The research trajectory that I envision for my career includes a continuation of the investigation of the relationship between classroom-based physical activity and students’ mathematics performance and cognitive skills and attitudes. I plan to use existing data from my dissertation research to complete a secondary analysis of the associations between physical activity, enjoyment, and mathematics performance. In addition, I hope to investigate which types of content-related physical activity are more effective on students’ development of algebraic conceptual systems in mathematics at the elementary and middle grades for both conventional and exceptional learners. Ultimately, I hope to find empirical evidence to support (a) reform to the allocation of instructional time in mathematics classes for grades K-12 and (b) addendums to teacher education programs in the state of North Carolina to include the consideration and use of physical activity to support mathematics teaching and learning for grades K-12.

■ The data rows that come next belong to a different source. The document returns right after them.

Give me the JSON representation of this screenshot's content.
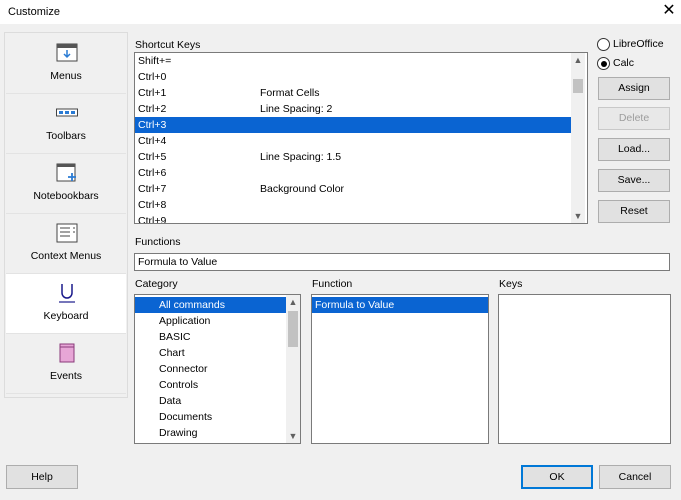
{
  "window": {
    "title": "Customize",
    "close_glyph": "✕"
  },
  "sidebar": {
    "items": [
      {
        "label": "Menus",
        "icon": "menus-icon"
      },
      {
        "label": "Toolbars",
        "icon": "toolbars-icon"
      },
      {
        "label": "Notebookbars",
        "icon": "notebookbars-icon"
      },
      {
        "label": "Context Menus",
        "icon": "context-menus-icon"
      },
      {
        "label": "Keyboard",
        "icon": "keyboard-icon",
        "selected": true
      },
      {
        "label": "Events",
        "icon": "events-icon"
      }
    ]
  },
  "shortcut_keys": {
    "label": "Shortcut Keys",
    "rows": [
      {
        "key": "Shift+=",
        "command": ""
      },
      {
        "key": "Ctrl+0",
        "command": ""
      },
      {
        "key": "Ctrl+1",
        "command": "Format Cells"
      },
      {
        "key": "Ctrl+2",
        "command": "Line Spacing: 2"
      },
      {
        "key": "Ctrl+3",
        "command": "",
        "selected": true
      },
      {
        "key": "Ctrl+4",
        "command": ""
      },
      {
        "key": "Ctrl+5",
        "command": "Line Spacing: 1.5"
      },
      {
        "key": "Ctrl+6",
        "command": ""
      },
      {
        "key": "Ctrl+7",
        "command": "Background Color"
      },
      {
        "key": "Ctrl+8",
        "command": ""
      },
      {
        "key": "Ctrl+9",
        "command": ""
      }
    ]
  },
  "scope": {
    "options": [
      {
        "label": "LibreOffice",
        "checked": false
      },
      {
        "label": "Calc",
        "checked": true
      }
    ]
  },
  "buttons": {
    "assign": "Assign",
    "delete": "Delete",
    "load": "Load...",
    "save": "Save...",
    "reset": "Reset",
    "help": "Help",
    "ok": "OK",
    "cancel": "Cancel"
  },
  "functions": {
    "label": "Functions",
    "value": "Formula to Value"
  },
  "category": {
    "label": "Category",
    "items": [
      "All commands",
      "Application",
      "BASIC",
      "Chart",
      "Connector",
      "Controls",
      "Data",
      "Documents",
      "Drawing"
    ],
    "selected_index": 0
  },
  "function": {
    "label": "Function",
    "items": [
      "Formula to Value"
    ],
    "selected_index": 0
  },
  "keys": {
    "label": "Keys",
    "items": []
  },
  "colors": {
    "accent": "#0a64d2",
    "default_button_border": "#0078d7"
  }
}
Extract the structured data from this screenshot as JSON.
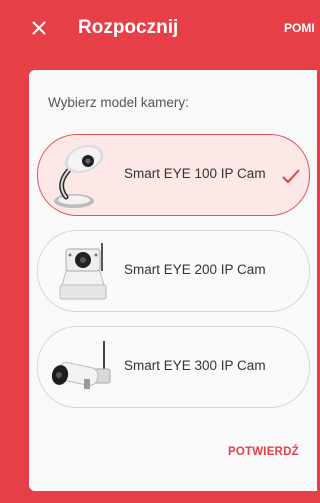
{
  "appbar": {
    "title": "Rozpocznij",
    "skip_label": "POMI",
    "close_icon": "close-icon",
    "background": "#e63f47"
  },
  "card": {
    "prompt": "Wybierz model kamery:",
    "options": [
      {
        "label": "Smart EYE 100 IP Cam",
        "selected": true,
        "icon": "camera-100-image"
      },
      {
        "label": "Smart EYE 200 IP Cam",
        "selected": false,
        "icon": "camera-200-image"
      },
      {
        "label": "Smart EYE 300 IP Cam",
        "selected": false,
        "icon": "camera-300-image"
      }
    ],
    "confirm_label": "POTWIERDŹ",
    "accent": "#e63f47"
  }
}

Tell us about a faculty member who has influenced you.
Many years ago as a high school teacher, I dreamed of attending North Carolina State University to learn from the author of the textbook that the state had adopted for Algebra 1. My dreams were realized. The author, Dr. Lee Stiff, has served as my advisor, mentor, and professor.
Under his tutelage, I learned about the complexities of elementary mathematics concepts and best practices for their instruction. As we worked together on the grant project, I witnessed his greatness on a consistent, unwavering basis. I watched Dr. Stiff deliver content — and pedagogy — related professional development to teachers that was relatable, insightful, and engaging. He modeled tenets of effective mathematics instruction. With diplomacy, Dr. Stiff challenged the teachers to confront issues of social justice and equity. My practice has been enhanced, my knowledge has increased, and my life has been touched by Dr. Stiff. I stand in awe of and am forever indebted to him.
What advice do you have for others considering education?
Education is one of the most rewarding careers! Of course, it is not without its challenges. Therefore, I would urge those who are considering education to remain mindful of the gravity of the field. In my opinion, education is both a craft and a calling. Educators have the potential to shape the course of another’s life. Educators have the potential to give a student the tools that he/she needs to realize his/her dreams. The educators that help to unlock others’ potential are the educators who never rest on laurels, who are life-long learners, who remain passionate about education, and who remain altruistic. I advise prospective educators to ponder the former statement. As I reflect on my experiences as the premature baby, as a stigmatized child, as the daughter of a divorcee…, and the list continues, I am keenly aware of the influence of educators and of education on my life. The support of my family and teachers lifted me and continues to lift me. Education has been my balm, my saving grace, my divine purpose, and my legacy.